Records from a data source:
* * * * *

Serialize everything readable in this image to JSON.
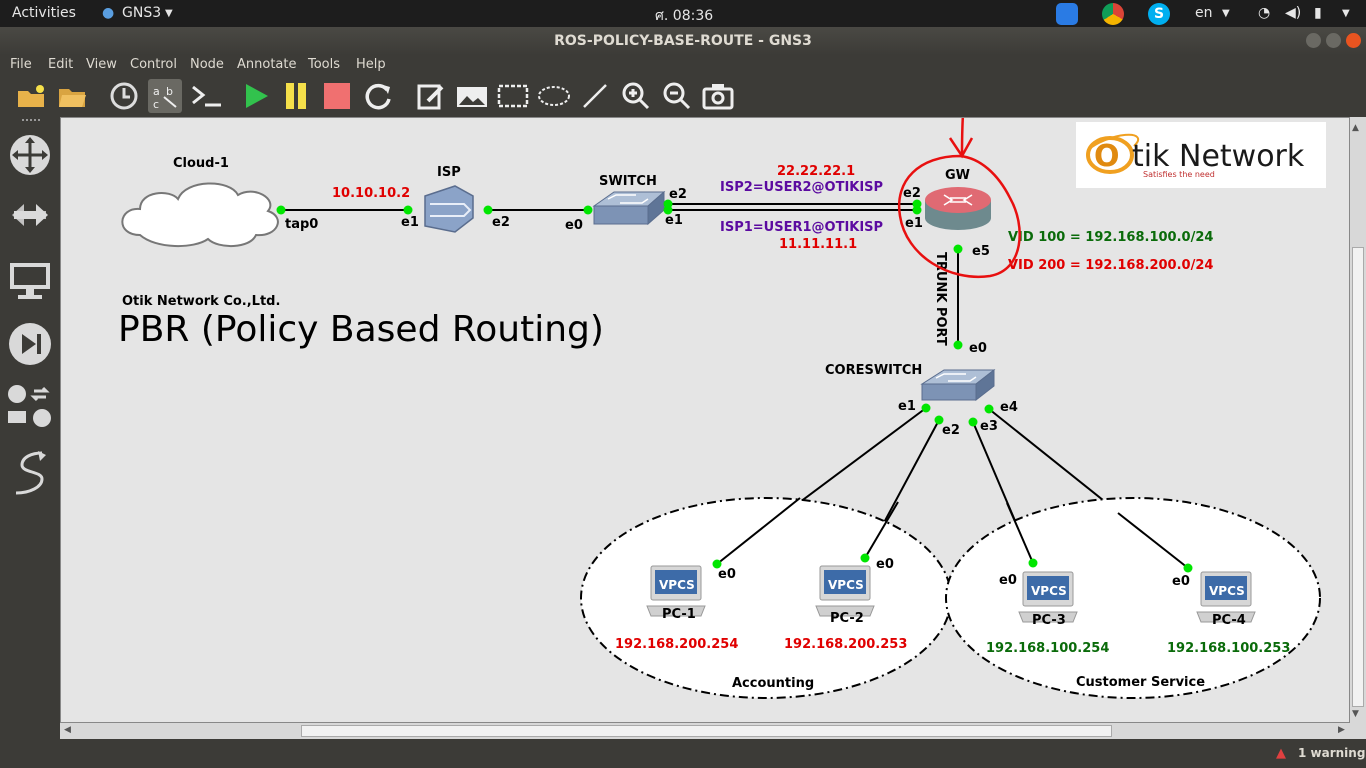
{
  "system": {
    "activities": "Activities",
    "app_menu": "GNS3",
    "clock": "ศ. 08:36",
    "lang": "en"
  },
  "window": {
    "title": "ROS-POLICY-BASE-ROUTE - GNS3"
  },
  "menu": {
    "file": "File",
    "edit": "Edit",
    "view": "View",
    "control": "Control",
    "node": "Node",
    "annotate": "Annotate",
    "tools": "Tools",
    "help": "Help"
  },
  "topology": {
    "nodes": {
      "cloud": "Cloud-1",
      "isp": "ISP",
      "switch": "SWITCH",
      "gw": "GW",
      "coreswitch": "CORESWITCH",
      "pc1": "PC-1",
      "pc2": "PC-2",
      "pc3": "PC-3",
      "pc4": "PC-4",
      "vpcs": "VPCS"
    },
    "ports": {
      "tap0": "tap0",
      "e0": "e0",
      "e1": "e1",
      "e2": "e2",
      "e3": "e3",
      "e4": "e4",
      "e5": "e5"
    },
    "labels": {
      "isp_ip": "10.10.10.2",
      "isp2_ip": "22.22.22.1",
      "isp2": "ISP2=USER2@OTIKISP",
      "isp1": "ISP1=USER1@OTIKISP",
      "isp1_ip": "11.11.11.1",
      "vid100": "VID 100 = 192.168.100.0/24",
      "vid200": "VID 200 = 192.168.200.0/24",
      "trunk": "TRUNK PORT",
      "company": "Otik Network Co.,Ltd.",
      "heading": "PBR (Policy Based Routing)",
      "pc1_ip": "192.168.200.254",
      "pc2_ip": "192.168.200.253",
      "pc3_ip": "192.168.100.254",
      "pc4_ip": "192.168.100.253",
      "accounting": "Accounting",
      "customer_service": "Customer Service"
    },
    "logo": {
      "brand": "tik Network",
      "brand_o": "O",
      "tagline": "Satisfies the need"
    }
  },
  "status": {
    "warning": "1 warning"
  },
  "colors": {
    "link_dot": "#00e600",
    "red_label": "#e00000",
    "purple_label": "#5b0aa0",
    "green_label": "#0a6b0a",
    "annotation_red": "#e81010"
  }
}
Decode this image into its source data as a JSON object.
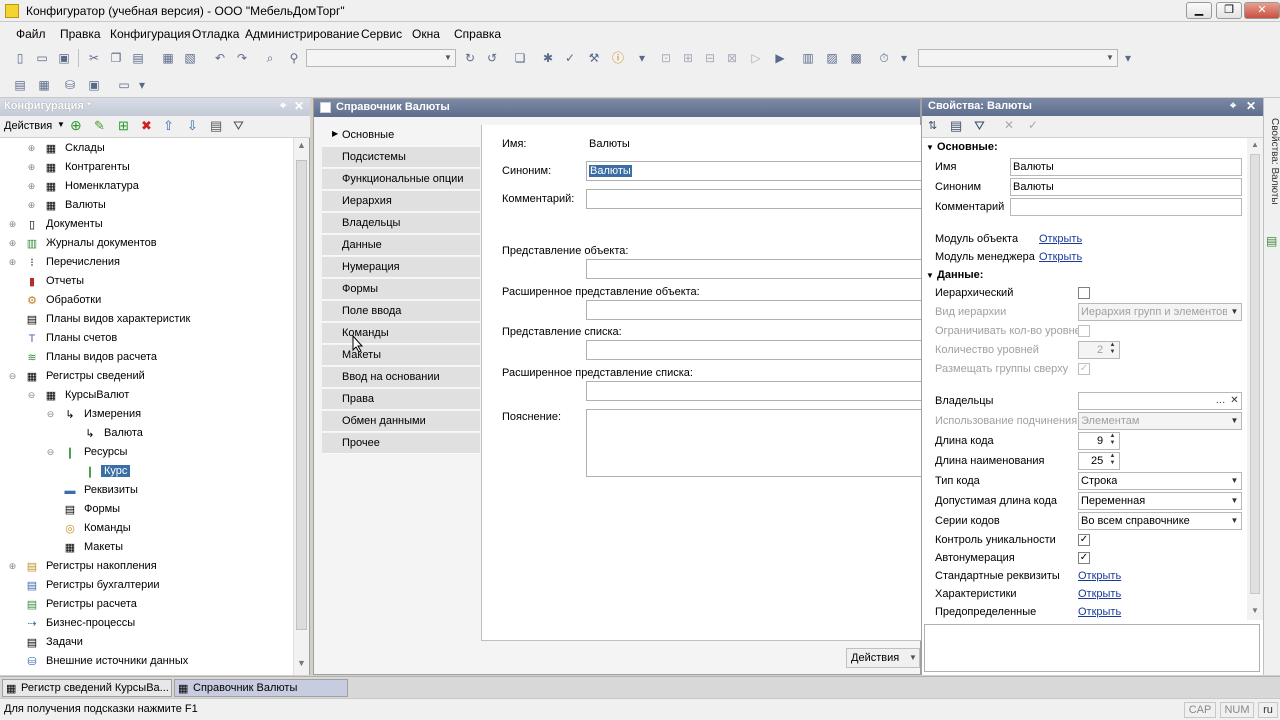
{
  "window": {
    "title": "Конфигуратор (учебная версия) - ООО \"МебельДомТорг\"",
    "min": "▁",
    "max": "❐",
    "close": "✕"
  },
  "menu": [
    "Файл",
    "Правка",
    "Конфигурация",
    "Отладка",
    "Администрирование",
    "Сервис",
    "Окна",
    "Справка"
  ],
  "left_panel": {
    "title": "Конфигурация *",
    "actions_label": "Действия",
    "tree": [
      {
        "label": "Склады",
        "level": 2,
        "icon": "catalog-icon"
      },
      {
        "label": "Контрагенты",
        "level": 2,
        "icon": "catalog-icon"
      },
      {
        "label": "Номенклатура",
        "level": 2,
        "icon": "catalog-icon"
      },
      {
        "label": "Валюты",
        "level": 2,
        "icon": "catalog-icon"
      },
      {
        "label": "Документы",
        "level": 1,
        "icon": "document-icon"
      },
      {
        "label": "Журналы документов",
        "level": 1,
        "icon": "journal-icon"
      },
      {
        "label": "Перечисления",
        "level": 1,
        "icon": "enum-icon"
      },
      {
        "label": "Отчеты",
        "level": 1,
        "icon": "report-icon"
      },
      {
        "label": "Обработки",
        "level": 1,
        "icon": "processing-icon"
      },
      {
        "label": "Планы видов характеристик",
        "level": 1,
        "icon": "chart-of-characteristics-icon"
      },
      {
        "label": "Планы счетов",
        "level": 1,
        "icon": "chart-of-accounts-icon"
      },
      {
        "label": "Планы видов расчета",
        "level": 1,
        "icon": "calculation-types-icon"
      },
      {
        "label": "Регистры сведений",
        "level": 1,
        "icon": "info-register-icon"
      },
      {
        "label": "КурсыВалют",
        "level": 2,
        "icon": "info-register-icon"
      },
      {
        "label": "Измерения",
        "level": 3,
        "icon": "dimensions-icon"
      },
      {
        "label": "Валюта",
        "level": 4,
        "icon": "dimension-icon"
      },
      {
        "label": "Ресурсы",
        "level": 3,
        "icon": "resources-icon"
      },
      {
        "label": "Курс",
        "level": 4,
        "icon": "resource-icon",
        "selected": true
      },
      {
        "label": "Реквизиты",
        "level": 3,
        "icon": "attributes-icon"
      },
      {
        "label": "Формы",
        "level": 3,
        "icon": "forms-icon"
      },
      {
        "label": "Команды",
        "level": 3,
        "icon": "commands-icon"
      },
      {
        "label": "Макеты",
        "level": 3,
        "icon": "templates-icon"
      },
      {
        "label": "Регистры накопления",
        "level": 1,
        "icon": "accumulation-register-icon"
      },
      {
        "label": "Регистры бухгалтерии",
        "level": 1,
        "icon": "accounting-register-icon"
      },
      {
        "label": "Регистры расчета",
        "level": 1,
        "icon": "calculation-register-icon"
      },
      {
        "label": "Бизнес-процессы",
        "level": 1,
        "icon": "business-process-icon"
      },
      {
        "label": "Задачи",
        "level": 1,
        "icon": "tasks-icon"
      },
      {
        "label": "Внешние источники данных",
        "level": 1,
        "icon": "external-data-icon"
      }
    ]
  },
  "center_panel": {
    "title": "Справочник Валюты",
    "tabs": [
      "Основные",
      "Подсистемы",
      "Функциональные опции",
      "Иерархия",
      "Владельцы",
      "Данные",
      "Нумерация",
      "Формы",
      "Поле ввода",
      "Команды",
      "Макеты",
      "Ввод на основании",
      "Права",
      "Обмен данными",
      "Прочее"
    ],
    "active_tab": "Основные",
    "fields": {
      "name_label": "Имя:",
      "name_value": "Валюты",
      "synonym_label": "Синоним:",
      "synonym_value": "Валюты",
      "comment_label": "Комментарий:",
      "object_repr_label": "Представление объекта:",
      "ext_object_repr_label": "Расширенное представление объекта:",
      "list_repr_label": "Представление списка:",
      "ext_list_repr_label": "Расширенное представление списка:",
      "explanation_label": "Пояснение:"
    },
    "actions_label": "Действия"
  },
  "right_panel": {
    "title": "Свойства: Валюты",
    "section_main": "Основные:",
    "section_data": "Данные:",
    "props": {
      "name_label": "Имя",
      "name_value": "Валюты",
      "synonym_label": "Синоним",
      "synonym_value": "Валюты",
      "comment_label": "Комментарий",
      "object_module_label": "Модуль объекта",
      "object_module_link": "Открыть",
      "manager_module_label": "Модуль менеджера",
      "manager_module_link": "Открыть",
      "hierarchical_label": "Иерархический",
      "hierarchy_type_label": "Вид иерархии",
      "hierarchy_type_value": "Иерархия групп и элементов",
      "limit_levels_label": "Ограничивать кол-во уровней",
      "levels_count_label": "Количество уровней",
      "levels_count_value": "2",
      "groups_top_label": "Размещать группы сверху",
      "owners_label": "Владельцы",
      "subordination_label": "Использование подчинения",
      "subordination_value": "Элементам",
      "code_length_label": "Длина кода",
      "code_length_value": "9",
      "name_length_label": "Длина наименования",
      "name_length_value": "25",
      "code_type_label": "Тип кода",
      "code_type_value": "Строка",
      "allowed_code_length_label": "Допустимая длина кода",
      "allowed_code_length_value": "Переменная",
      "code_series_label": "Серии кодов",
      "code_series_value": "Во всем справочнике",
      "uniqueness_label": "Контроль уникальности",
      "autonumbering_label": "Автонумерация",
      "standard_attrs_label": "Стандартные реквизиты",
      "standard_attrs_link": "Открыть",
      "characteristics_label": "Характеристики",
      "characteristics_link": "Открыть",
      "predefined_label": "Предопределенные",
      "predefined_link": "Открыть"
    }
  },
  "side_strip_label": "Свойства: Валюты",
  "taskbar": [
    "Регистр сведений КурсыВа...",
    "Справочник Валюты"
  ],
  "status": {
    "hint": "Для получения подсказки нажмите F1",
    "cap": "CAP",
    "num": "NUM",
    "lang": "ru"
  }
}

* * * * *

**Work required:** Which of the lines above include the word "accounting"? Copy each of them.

**Your response:**
      "accounting": "Accounting",
        "icon": "accounting-register-icon"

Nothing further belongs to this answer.